WHAT TO PRODUCE
Below are the records; retype them exactly and omit each picture.

═══ MATERIAL SHOWN ═══

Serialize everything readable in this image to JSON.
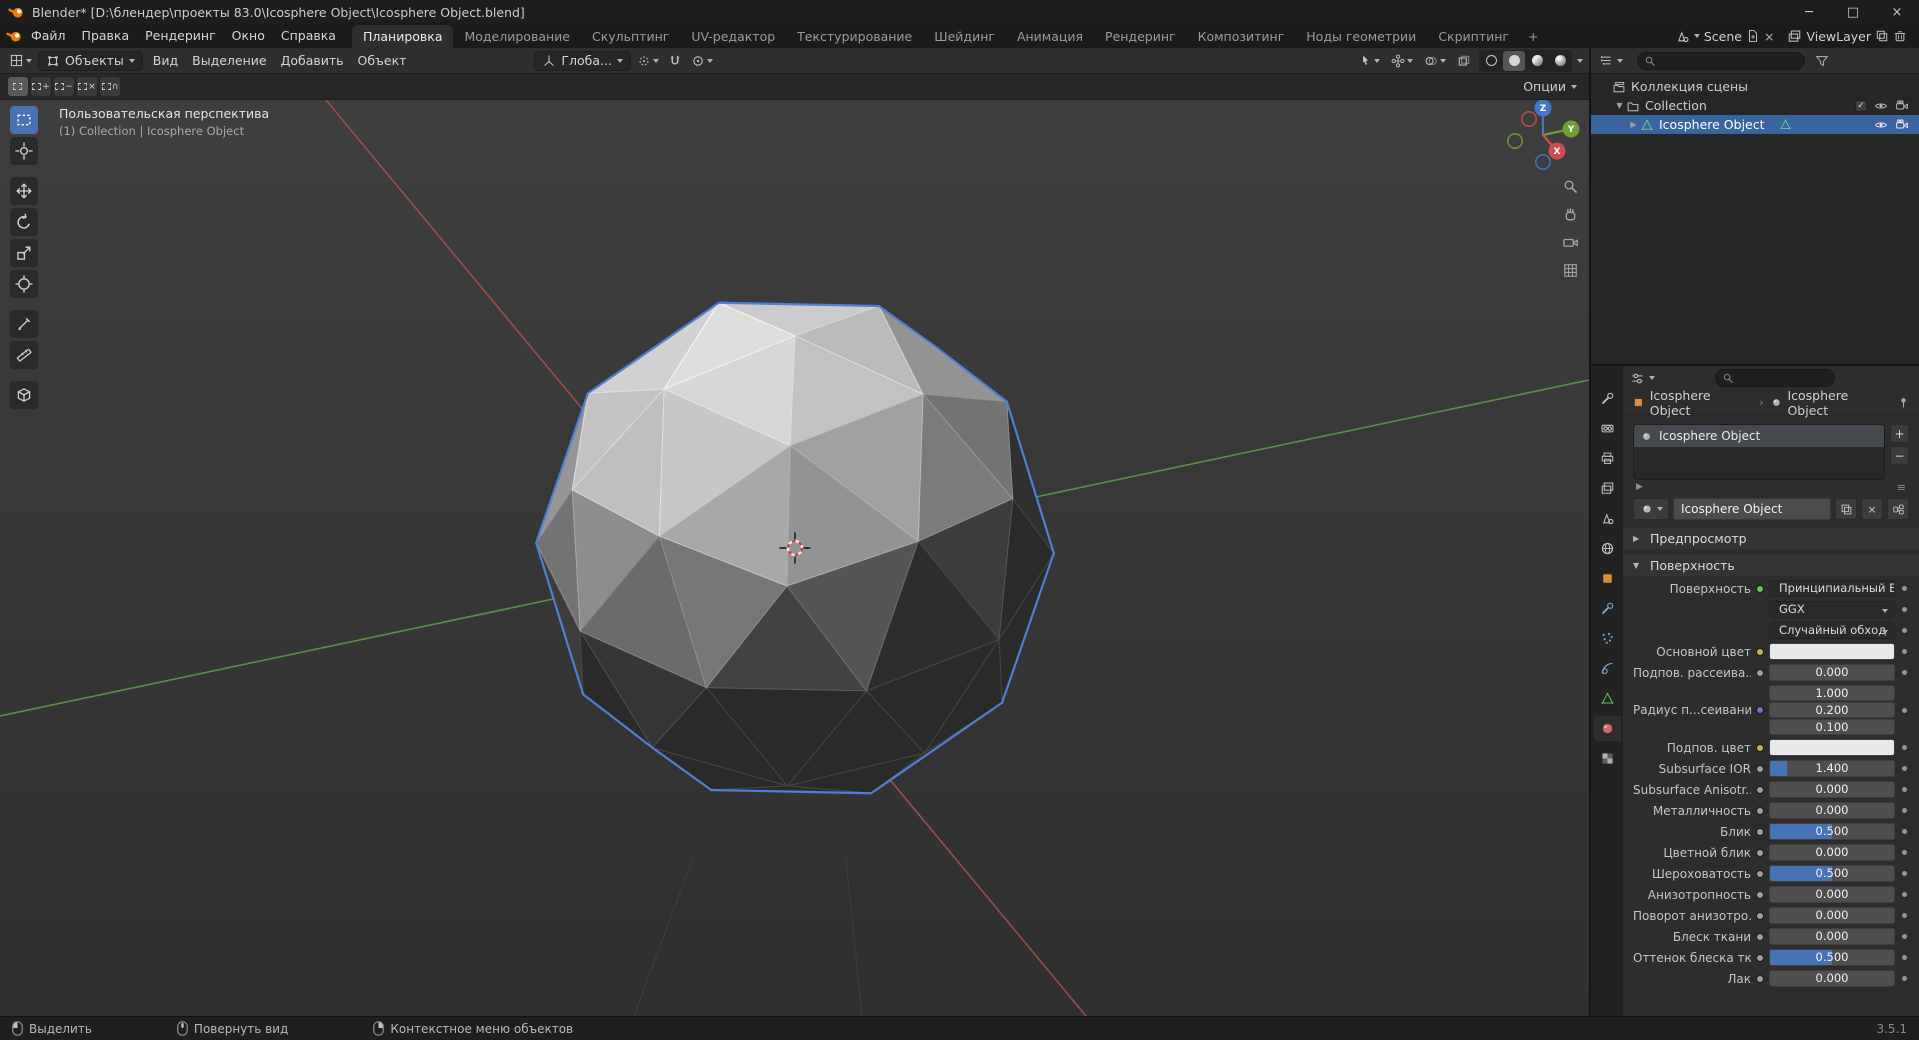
{
  "window": {
    "title": "Blender* [D:\\блендер\\проекты 83.0\\Icosphere Object\\Icosphere Object.blend]",
    "controls": {
      "minimize": "─",
      "maximize": "□",
      "close": "×"
    }
  },
  "topbar": {
    "menus": [
      "Файл",
      "Правка",
      "Рендеринг",
      "Окно",
      "Справка"
    ],
    "tabs": [
      "Планировка",
      "Моделирование",
      "Скульптинг",
      "UV-редактор",
      "Текстурирование",
      "Шейдинг",
      "Анимация",
      "Рендеринг",
      "Композитинг",
      "Ноды геометрии",
      "Скриптинг"
    ],
    "active_tab": "Планировка",
    "add_tab": "+",
    "scene": {
      "label": "Scene"
    },
    "view_layer": {
      "label": "ViewLayer"
    }
  },
  "viewport": {
    "header": {
      "mode": "Объекты",
      "menus": [
        "Вид",
        "Выделение",
        "Добавить",
        "Объект"
      ],
      "orientation": "Глоба...",
      "options": "Опции"
    },
    "overlay": {
      "line1": "Пользовательская перспектива",
      "line2": "(1) Collection | Icosphere Object"
    },
    "gizmo": {
      "x": "X",
      "y": "Y",
      "z": "Z"
    },
    "tools": [
      "box-select",
      "cursor",
      "move",
      "rotate",
      "scale",
      "transform",
      "annotate",
      "measure",
      "add-cube"
    ]
  },
  "outliner": {
    "rows": [
      {
        "label": "Коллекция сцены",
        "icon": "scene-collection",
        "indent": 0,
        "disclosure": "",
        "controls": []
      },
      {
        "label": "Collection",
        "icon": "collection",
        "indent": 1,
        "disclosure": "▼",
        "controls": [
          "checkbox",
          "eye",
          "camera"
        ],
        "checkbox_checked": true
      },
      {
        "label": "Icosphere Object",
        "icon": "mesh",
        "indent": 2,
        "disclosure": "▶",
        "selected": true,
        "badge": "mesh",
        "controls": [
          "eye",
          "camera"
        ]
      }
    ]
  },
  "properties": {
    "breadcrumb": [
      {
        "icon": "object",
        "label": "Icosphere Object"
      },
      {
        "icon": "material",
        "label": "Icosphere Object"
      }
    ],
    "slot": {
      "name": "Icosphere Object"
    },
    "datablock": {
      "name": "Icosphere Object"
    },
    "sections": {
      "preview": "Предпросмотр",
      "surface": "Поверхность"
    },
    "surface": {
      "shader_label": "Поверхность",
      "shader": "Принципиальный BSDF",
      "shader_socket": "#63c763",
      "distribution": "GGX",
      "method": "Случайный обход",
      "rows": [
        {
          "label": "Основной цвет",
          "type": "color",
          "socket": "#c9b040"
        },
        {
          "label": "Подпов. рассеива...",
          "type": "slider",
          "value": "0.000",
          "fill": 0,
          "socket": "#a0a0a0"
        },
        {
          "label": "Радиус п...сеивания",
          "type": "vector",
          "values": [
            "1.000",
            "0.200",
            "0.100"
          ],
          "socket": "#7070c8"
        },
        {
          "label": "Подпов. цвет",
          "type": "color",
          "socket": "#c9b040"
        },
        {
          "label": "Subsurface IOR",
          "type": "slider",
          "value": "1.400",
          "fill": 0.14,
          "socket": "#a0a0a0"
        },
        {
          "label": "Subsurface Anisotr...",
          "type": "slider",
          "value": "0.000",
          "fill": 0,
          "socket": "#a0a0a0"
        },
        {
          "label": "Металличность",
          "type": "slider",
          "value": "0.000",
          "fill": 0,
          "socket": "#a0a0a0"
        },
        {
          "label": "Блик",
          "type": "slider",
          "value": "0.500",
          "fill": 0.5,
          "socket": "#a0a0a0"
        },
        {
          "label": "Цветной блик",
          "type": "slider",
          "value": "0.000",
          "fill": 0,
          "socket": "#a0a0a0"
        },
        {
          "label": "Шероховатость",
          "type": "slider",
          "value": "0.500",
          "fill": 0.5,
          "socket": "#a0a0a0"
        },
        {
          "label": "Анизотропность",
          "type": "slider",
          "value": "0.000",
          "fill": 0,
          "socket": "#a0a0a0"
        },
        {
          "label": "Поворот анизотро...",
          "type": "slider",
          "value": "0.000",
          "fill": 0,
          "socket": "#a0a0a0"
        },
        {
          "label": "Блеск ткани",
          "type": "slider",
          "value": "0.000",
          "fill": 0,
          "socket": "#a0a0a0"
        },
        {
          "label": "Оттенок блеска тк...",
          "type": "slider",
          "value": "0.500",
          "fill": 0.5,
          "socket": "#a0a0a0"
        },
        {
          "label": "Лак",
          "type": "slider",
          "value": "0.000",
          "fill": 0,
          "socket": "#a0a0a0"
        }
      ]
    }
  },
  "status_bar": {
    "items": [
      {
        "icon": "mouse-left",
        "label": "Выделить"
      },
      {
        "icon": "mouse-middle",
        "label": "Повернуть вид"
      },
      {
        "icon": "mouse-right",
        "label": "Контекстное меню объектов"
      }
    ],
    "version": "3.5.1"
  },
  "colors": {
    "accent": "#4772b3",
    "selection_outline": "#4f7fd6",
    "axis_x": "#a8504f",
    "axis_y": "#5d9b4a",
    "gizmo_x": "#cc4d4d",
    "gizmo_y": "#6f9e33",
    "gizmo_z": "#4178c8",
    "object_icon": "#dd8d3f",
    "mesh_icon": "#6fc98a",
    "material_icon": "#c96c5c"
  }
}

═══

SOLUTION TO THE PROBLEM
Serialize everything readable in this image to JSON.
{
  "window": {
    "title": "Blender* [D:\\блендер\\проекты 83.0\\Icosphere Object\\Icosphere Object.blend]",
    "controls": {
      "minimize": "─",
      "maximize": "□",
      "close": "×"
    }
  },
  "topbar": {
    "menus": [
      "Файл",
      "Правка",
      "Рендеринг",
      "Окно",
      "Справка"
    ],
    "tabs": [
      "Планировка",
      "Моделирование",
      "Скульптинг",
      "UV-редактор",
      "Текстурирование",
      "Шейдинг",
      "Анимация",
      "Рендеринг",
      "Композитинг",
      "Ноды геометрии",
      "Скриптинг"
    ],
    "active_tab": "Планировка",
    "add_tab": "+",
    "scene": {
      "label": "Scene"
    },
    "view_layer": {
      "label": "ViewLayer"
    }
  },
  "viewport": {
    "header": {
      "mode": "Объекты",
      "menus": [
        "Вид",
        "Выделение",
        "Добавить",
        "Объект"
      ],
      "orientation": "Глоба...",
      "options": "Опции"
    },
    "overlay": {
      "line1": "Пользовательская перспектива",
      "line2": "(1) Collection | Icosphere Object"
    },
    "gizmo": {
      "x": "X",
      "y": "Y",
      "z": "Z"
    },
    "tools": [
      "box-select",
      "cursor",
      "move",
      "rotate",
      "scale",
      "transform",
      "annotate",
      "measure",
      "add-cube"
    ]
  },
  "outliner": {
    "rows": [
      {
        "label": "Коллекция сцены",
        "icon": "scene-collection",
        "indent": 0,
        "disclosure": "",
        "controls": []
      },
      {
        "label": "Collection",
        "icon": "collection",
        "indent": 1,
        "disclosure": "▼",
        "controls": [
          "checkbox",
          "eye",
          "camera"
        ],
        "checkbox_checked": true
      },
      {
        "label": "Icosphere Object",
        "icon": "mesh",
        "indent": 2,
        "disclosure": "▶",
        "selected": true,
        "badge": "mesh",
        "controls": [
          "eye",
          "camera"
        ]
      }
    ]
  },
  "properties": {
    "breadcrumb": [
      {
        "icon": "object",
        "label": "Icosphere Object"
      },
      {
        "icon": "material",
        "label": "Icosphere Object"
      }
    ],
    "slot": {
      "name": "Icosphere Object"
    },
    "datablock": {
      "name": "Icosphere Object"
    },
    "sections": {
      "preview": "Предпросмотр",
      "surface": "Поверхность"
    },
    "surface": {
      "shader_label": "Поверхность",
      "shader": "Принципиальный BSDF",
      "shader_socket": "#63c763",
      "distribution": "GGX",
      "method": "Случайный обход",
      "rows": [
        {
          "label": "Основной цвет",
          "type": "color",
          "socket": "#c9b040"
        },
        {
          "label": "Подпов. рассеива...",
          "type": "slider",
          "value": "0.000",
          "fill": 0,
          "socket": "#a0a0a0"
        },
        {
          "label": "Радиус п...сеивания",
          "type": "vector",
          "values": [
            "1.000",
            "0.200",
            "0.100"
          ],
          "socket": "#7070c8"
        },
        {
          "label": "Подпов. цвет",
          "type": "color",
          "socket": "#c9b040"
        },
        {
          "label": "Subsurface IOR",
          "type": "slider",
          "value": "1.400",
          "fill": 0.14,
          "socket": "#a0a0a0"
        },
        {
          "label": "Subsurface Anisotr...",
          "type": "slider",
          "value": "0.000",
          "fill": 0,
          "socket": "#a0a0a0"
        },
        {
          "label": "Металличность",
          "type": "slider",
          "value": "0.000",
          "fill": 0,
          "socket": "#a0a0a0"
        },
        {
          "label": "Блик",
          "type": "slider",
          "value": "0.500",
          "fill": 0.5,
          "socket": "#a0a0a0"
        },
        {
          "label": "Цветной блик",
          "type": "slider",
          "value": "0.000",
          "fill": 0,
          "socket": "#a0a0a0"
        },
        {
          "label": "Шероховатость",
          "type": "slider",
          "value": "0.500",
          "fill": 0.5,
          "socket": "#a0a0a0"
        },
        {
          "label": "Анизотропность",
          "type": "slider",
          "value": "0.000",
          "fill": 0,
          "socket": "#a0a0a0"
        },
        {
          "label": "Поворот анизотро...",
          "type": "slider",
          "value": "0.000",
          "fill": 0,
          "socket": "#a0a0a0"
        },
        {
          "label": "Блеск ткани",
          "type": "slider",
          "value": "0.000",
          "fill": 0,
          "socket": "#a0a0a0"
        },
        {
          "label": "Оттенок блеска тк...",
          "type": "slider",
          "value": "0.500",
          "fill": 0.5,
          "socket": "#a0a0a0"
        },
        {
          "label": "Лак",
          "type": "slider",
          "value": "0.000",
          "fill": 0,
          "socket": "#a0a0a0"
        }
      ]
    }
  },
  "status_bar": {
    "items": [
      {
        "icon": "mouse-left",
        "label": "Выделить"
      },
      {
        "icon": "mouse-middle",
        "label": "Повернуть вид"
      },
      {
        "icon": "mouse-right",
        "label": "Контекстное меню объектов"
      }
    ],
    "version": "3.5.1"
  },
  "colors": {
    "accent": "#4772b3",
    "selection_outline": "#4f7fd6",
    "axis_x": "#a8504f",
    "axis_y": "#5d9b4a",
    "gizmo_x": "#cc4d4d",
    "gizmo_y": "#6f9e33",
    "gizmo_z": "#4178c8",
    "object_icon": "#dd8d3f",
    "mesh_icon": "#6fc98a",
    "material_icon": "#c96c5c"
  }
}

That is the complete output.